Records to use >>
########
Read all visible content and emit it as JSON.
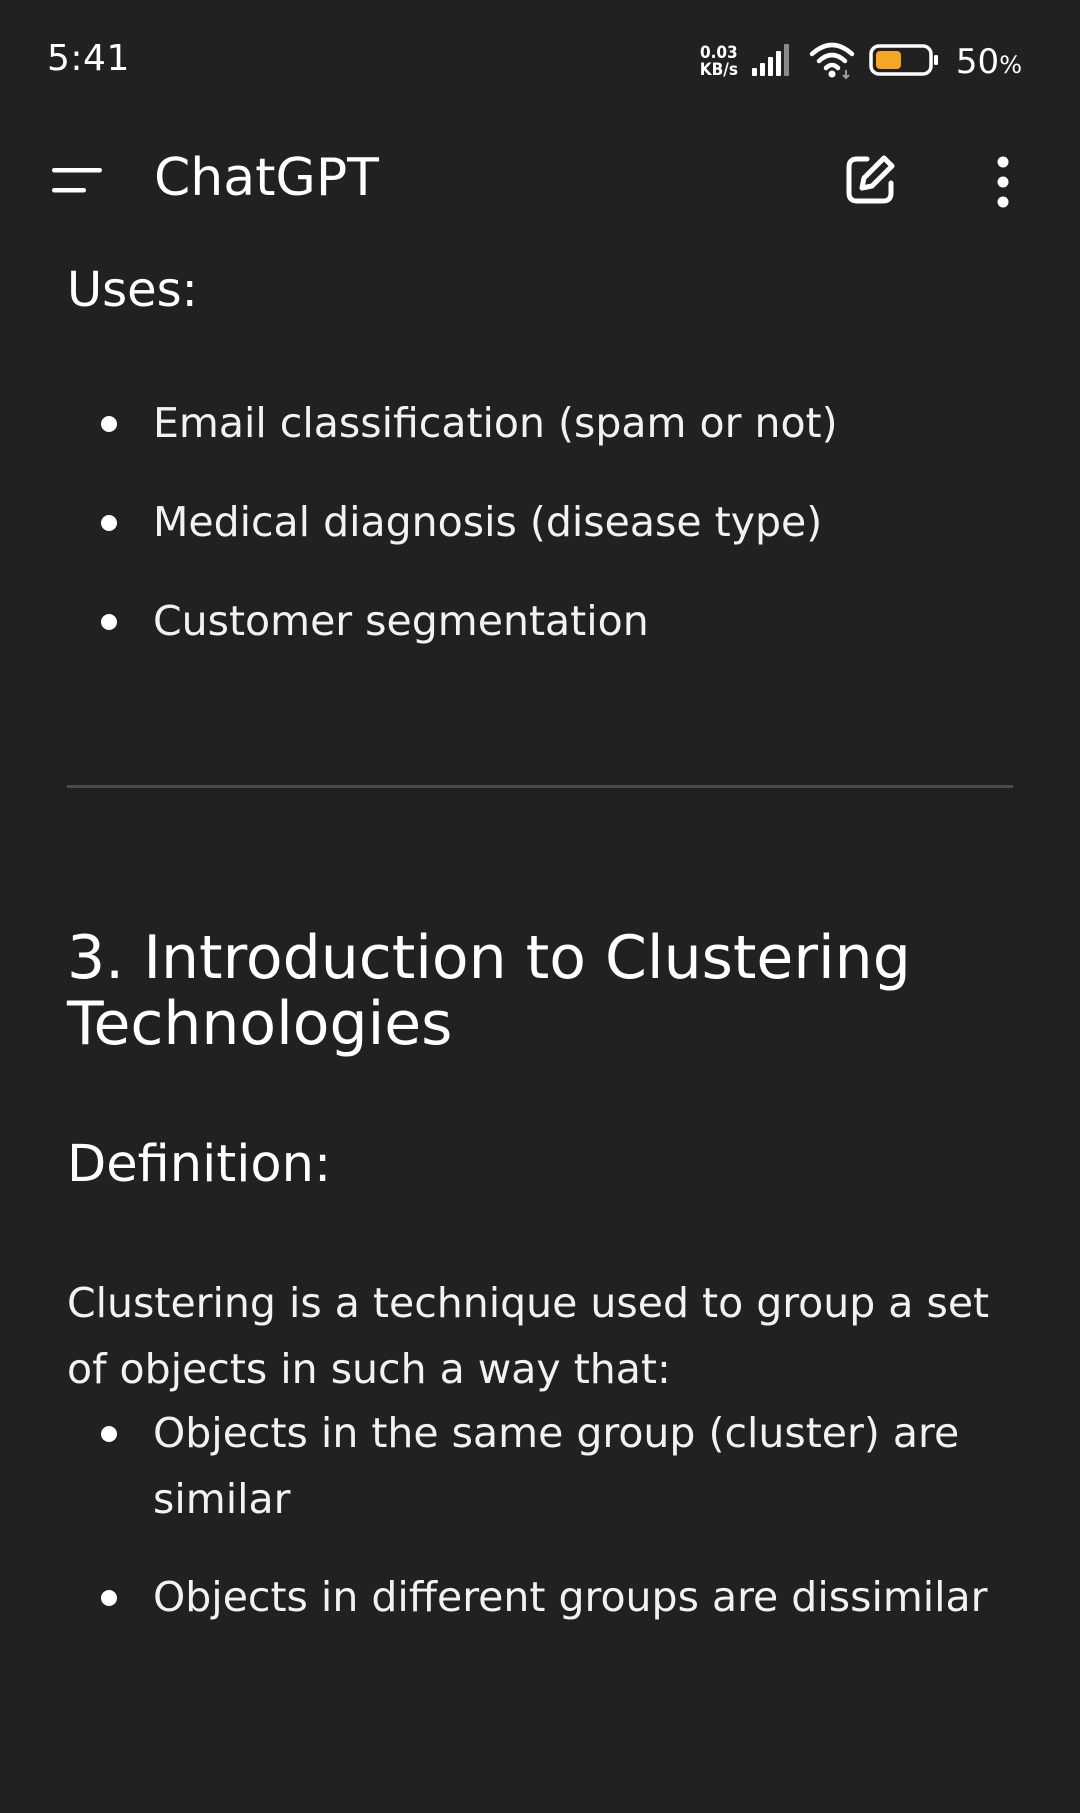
{
  "status_bar": {
    "time": "5:41",
    "net_speed_value": "0.03",
    "net_speed_unit": "KB/s",
    "battery_percent": "50",
    "battery_percent_sign": "%",
    "battery_level": 0.5,
    "battery_color": "#F5A623",
    "icons": [
      "signal-icon",
      "wifi-icon",
      "battery-icon"
    ]
  },
  "app_bar": {
    "title": "ChatGPT",
    "icons": [
      "menu-icon",
      "new-chat-icon",
      "more-options-icon"
    ]
  },
  "content": {
    "uses_heading": "Uses:",
    "uses_items": [
      "Email classification (spam or not)",
      "Medical diagnosis (disease type)",
      "Customer segmentation"
    ],
    "section_heading": "3. Introduction to Clustering Technologies",
    "definition_heading": "Definition:",
    "definition_paragraph": "Clustering is a technique used to group a set of objects in such a way that:",
    "definition_items": [
      "Objects in the same group (cluster) are similar",
      "Objects in different groups are dissimilar"
    ]
  },
  "colors": {
    "background": "#212121",
    "text": "#FFFFFF",
    "divider": "#4A4A4A"
  }
}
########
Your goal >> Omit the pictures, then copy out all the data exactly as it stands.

Exercise solution >>
Read all visible content and emit it as JSON.
{
  "status_bar": {
    "time": "5:41",
    "net_speed_value": "0.03",
    "net_speed_unit": "KB/s",
    "battery_percent": "50",
    "battery_percent_sign": "%",
    "battery_level": 0.5,
    "battery_color": "#F5A623",
    "icons": [
      "signal-icon",
      "wifi-icon",
      "battery-icon"
    ]
  },
  "app_bar": {
    "title": "ChatGPT",
    "icons": [
      "menu-icon",
      "new-chat-icon",
      "more-options-icon"
    ]
  },
  "content": {
    "uses_heading": "Uses:",
    "uses_items": [
      "Email classification (spam or not)",
      "Medical diagnosis (disease type)",
      "Customer segmentation"
    ],
    "section_heading": "3. Introduction to Clustering Technologies",
    "definition_heading": "Definition:",
    "definition_paragraph": "Clustering is a technique used to group a set of objects in such a way that:",
    "definition_items": [
      "Objects in the same group (cluster) are similar",
      "Objects in different groups are dissimilar"
    ]
  },
  "colors": {
    "background": "#212121",
    "text": "#FFFFFF",
    "divider": "#4A4A4A"
  }
}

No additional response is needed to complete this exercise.